» Assignment
Lines containing the word "Success" in the data below: say how many, with no other text.

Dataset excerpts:
'''
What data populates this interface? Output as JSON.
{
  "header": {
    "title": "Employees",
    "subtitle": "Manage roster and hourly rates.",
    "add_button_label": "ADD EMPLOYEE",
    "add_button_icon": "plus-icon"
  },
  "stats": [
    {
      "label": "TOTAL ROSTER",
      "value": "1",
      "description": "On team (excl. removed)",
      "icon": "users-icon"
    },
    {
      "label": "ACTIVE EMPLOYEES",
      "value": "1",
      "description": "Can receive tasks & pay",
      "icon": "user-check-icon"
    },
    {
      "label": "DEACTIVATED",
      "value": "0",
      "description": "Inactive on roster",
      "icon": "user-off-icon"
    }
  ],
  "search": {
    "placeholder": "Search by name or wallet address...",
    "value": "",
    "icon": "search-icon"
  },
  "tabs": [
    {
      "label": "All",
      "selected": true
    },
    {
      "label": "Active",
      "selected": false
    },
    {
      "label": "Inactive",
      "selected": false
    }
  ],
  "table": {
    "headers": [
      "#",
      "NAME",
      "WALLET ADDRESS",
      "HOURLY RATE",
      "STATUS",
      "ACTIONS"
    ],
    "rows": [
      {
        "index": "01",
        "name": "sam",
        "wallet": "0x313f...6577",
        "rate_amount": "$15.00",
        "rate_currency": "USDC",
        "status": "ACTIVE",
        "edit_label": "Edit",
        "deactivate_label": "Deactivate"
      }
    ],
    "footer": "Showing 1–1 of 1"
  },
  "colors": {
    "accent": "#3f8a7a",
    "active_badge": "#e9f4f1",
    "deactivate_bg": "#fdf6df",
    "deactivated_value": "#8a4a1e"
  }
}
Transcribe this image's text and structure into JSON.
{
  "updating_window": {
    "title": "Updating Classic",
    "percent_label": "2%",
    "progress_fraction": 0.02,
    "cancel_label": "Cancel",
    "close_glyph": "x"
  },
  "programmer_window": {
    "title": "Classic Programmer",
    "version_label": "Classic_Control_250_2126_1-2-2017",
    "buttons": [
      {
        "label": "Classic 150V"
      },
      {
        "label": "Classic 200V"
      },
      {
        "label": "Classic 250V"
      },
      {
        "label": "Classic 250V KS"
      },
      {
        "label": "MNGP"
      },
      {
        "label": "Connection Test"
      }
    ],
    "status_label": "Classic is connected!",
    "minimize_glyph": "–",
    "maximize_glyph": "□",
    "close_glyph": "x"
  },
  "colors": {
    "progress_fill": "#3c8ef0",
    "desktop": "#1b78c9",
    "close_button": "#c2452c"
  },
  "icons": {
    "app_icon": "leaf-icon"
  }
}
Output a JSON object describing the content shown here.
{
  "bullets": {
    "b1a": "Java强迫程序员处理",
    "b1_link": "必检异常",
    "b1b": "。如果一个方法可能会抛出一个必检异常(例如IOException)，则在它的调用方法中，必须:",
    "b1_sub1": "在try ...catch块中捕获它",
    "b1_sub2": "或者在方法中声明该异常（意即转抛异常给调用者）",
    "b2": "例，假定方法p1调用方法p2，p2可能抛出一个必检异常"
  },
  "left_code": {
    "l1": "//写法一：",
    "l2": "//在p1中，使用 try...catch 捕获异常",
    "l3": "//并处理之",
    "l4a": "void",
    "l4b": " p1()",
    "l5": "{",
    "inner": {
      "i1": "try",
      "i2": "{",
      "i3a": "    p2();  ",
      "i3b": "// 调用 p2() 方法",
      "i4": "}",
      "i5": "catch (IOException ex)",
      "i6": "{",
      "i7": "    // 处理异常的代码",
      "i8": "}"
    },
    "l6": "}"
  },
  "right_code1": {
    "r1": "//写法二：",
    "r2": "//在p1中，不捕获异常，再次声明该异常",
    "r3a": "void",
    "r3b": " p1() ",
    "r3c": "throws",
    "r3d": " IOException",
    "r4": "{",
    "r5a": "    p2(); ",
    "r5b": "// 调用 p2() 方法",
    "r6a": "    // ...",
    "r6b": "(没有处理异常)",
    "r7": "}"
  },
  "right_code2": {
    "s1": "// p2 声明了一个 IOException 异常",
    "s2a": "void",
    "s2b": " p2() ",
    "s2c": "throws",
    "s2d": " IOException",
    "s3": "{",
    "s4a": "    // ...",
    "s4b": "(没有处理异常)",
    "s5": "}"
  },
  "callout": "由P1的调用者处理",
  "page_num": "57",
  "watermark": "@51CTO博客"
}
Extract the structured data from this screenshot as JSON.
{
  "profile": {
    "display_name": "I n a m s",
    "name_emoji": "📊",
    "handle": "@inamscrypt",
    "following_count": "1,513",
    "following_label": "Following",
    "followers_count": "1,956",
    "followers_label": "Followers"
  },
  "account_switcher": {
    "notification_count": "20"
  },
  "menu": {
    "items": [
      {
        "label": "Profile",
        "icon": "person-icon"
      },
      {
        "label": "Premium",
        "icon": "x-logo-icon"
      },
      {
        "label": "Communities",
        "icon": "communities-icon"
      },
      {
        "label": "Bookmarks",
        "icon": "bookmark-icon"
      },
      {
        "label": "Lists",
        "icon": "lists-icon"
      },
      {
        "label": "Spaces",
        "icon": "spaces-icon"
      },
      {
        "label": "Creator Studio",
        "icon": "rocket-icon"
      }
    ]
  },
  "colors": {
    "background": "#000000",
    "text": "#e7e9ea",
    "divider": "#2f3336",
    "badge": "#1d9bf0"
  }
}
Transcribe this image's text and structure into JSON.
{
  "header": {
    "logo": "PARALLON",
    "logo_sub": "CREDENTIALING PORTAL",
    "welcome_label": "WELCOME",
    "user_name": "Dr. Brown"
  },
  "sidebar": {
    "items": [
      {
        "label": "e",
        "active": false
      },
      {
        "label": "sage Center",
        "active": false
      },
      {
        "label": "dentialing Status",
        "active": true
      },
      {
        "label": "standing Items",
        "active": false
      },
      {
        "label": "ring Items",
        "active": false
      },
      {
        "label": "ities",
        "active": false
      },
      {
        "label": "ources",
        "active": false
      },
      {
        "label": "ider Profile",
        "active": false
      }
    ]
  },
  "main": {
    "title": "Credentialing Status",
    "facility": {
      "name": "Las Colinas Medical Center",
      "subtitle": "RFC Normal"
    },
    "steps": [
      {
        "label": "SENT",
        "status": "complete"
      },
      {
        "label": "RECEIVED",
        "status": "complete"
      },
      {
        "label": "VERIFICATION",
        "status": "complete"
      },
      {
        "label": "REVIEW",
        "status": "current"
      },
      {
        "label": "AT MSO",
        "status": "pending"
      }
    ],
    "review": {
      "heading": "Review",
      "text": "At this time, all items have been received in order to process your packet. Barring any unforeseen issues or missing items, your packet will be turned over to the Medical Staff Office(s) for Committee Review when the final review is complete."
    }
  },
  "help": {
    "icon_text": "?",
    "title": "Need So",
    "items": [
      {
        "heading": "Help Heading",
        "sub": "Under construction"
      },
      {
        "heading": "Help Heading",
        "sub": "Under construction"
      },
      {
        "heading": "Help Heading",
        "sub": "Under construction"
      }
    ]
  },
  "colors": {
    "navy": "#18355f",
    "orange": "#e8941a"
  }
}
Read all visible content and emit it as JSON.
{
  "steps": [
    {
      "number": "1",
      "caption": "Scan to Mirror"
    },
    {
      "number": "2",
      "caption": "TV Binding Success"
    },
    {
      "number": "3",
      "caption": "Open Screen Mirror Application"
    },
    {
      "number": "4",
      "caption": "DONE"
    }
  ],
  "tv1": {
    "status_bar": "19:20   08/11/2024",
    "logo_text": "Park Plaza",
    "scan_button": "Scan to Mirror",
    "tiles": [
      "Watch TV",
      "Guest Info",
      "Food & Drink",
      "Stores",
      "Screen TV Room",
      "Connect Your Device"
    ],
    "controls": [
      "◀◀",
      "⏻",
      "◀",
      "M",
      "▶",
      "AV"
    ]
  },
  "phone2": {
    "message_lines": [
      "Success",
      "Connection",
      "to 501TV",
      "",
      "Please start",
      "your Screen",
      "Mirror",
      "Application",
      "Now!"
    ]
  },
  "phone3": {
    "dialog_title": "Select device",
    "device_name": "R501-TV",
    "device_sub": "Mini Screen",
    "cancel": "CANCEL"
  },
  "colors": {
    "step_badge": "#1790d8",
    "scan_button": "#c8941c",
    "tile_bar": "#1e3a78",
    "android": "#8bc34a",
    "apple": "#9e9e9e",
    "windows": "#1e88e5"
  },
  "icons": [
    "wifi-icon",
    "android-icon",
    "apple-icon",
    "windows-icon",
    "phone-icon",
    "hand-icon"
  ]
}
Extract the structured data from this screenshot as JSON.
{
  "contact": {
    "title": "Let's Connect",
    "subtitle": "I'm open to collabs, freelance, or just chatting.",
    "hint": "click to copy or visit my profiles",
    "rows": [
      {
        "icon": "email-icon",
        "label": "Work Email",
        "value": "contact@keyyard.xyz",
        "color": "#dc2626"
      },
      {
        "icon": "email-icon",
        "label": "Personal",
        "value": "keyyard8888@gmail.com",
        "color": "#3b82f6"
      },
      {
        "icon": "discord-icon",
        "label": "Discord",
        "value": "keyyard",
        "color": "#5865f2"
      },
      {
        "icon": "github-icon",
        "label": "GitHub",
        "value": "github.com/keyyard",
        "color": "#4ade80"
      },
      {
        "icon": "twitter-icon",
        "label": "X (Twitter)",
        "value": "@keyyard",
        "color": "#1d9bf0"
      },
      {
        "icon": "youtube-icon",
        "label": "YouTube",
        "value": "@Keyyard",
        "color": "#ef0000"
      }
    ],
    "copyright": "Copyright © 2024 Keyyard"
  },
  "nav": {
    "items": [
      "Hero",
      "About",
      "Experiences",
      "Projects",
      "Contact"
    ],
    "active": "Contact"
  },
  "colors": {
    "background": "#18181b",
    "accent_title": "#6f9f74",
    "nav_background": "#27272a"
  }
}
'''
» The answer
2